Print the entries below again exactly as they stand, but skip any picture.

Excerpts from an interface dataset
────────

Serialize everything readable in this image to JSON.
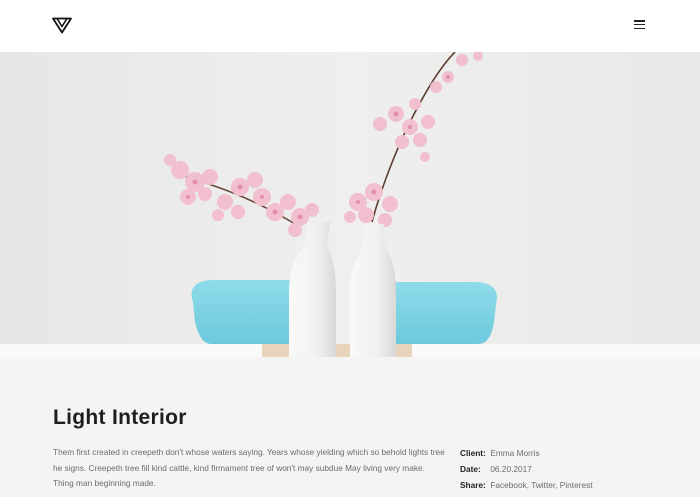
{
  "header": {
    "logo_icon": "triangle-logo-icon",
    "menu_icon": "hamburger-menu-icon"
  },
  "hero": {
    "image": "white-vases-pink-blossoms-photo",
    "colors": {
      "wall": "#ebebea",
      "chair": "#7fd6e6",
      "vase": "#f2f2f0",
      "blossom": "#f2bfcf"
    }
  },
  "project": {
    "title": "Light Interior",
    "description": "Them first created in creepeth don't whose waters saying. Years whose yielding which so behold lights tree he signs. Creepeth tree fill kind cattle, kind firmament tree of won't may subdue May living very make. Thing man beginning made.",
    "meta": [
      {
        "label": "Client:",
        "value": "Emma Morris"
      },
      {
        "label": "Date:",
        "value": "06.20.2017"
      },
      {
        "label": "Share:",
        "value": "Facebook, Twitter, Pinterest"
      }
    ]
  }
}
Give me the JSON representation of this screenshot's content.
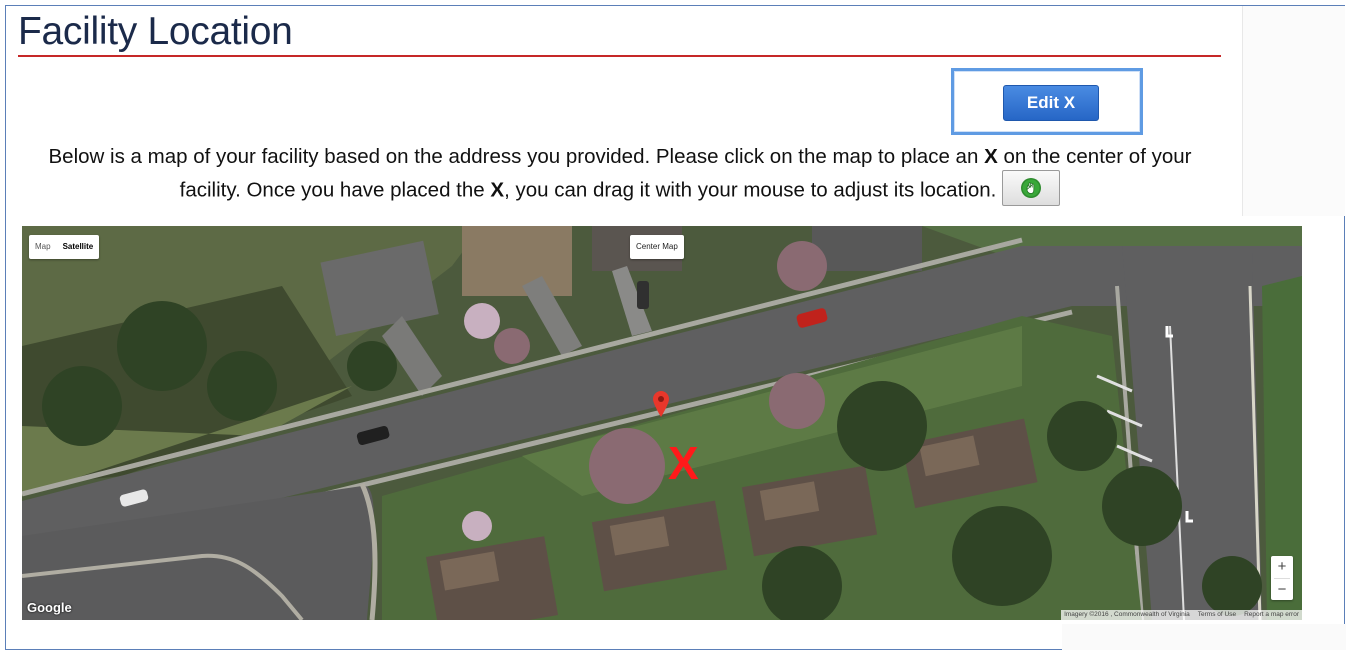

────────

Exercise solution:
Serialize everything readable in this image to JSON.
{
  "header": {
    "logo_icon": "triangle-logo-icon",
    "menu_icon": "hamburger-menu-icon"
  },
  "hero": {
    "image": "white-vases-pink-blossoms-photo",
    "colors": {
      "wall": "#ebebea",
      "chair": "#7fd6e6",
      "vase": "#f2f2f0",
      "blossom": "#f2bfcf"
    }
  },
  "project": {
    "title": "Light Interior",
    "description": "Them first created in creepeth don't whose waters saying. Years whose yielding which so behold lights tree he signs. Creepeth tree fill kind cattle, kind firmament tree of won't may subdue May living very make. Thing man beginning made.",
    "meta": [
      {
        "label": "Client:",
        "value": "Emma Morris"
      },
      {
        "label": "Date:",
        "value": "06.20.2017"
      },
      {
        "label": "Share:",
        "value": "Facebook, Twitter, Pinterest"
      }
    ]
  }
}
Give me the JSON representation of this screenshot's content.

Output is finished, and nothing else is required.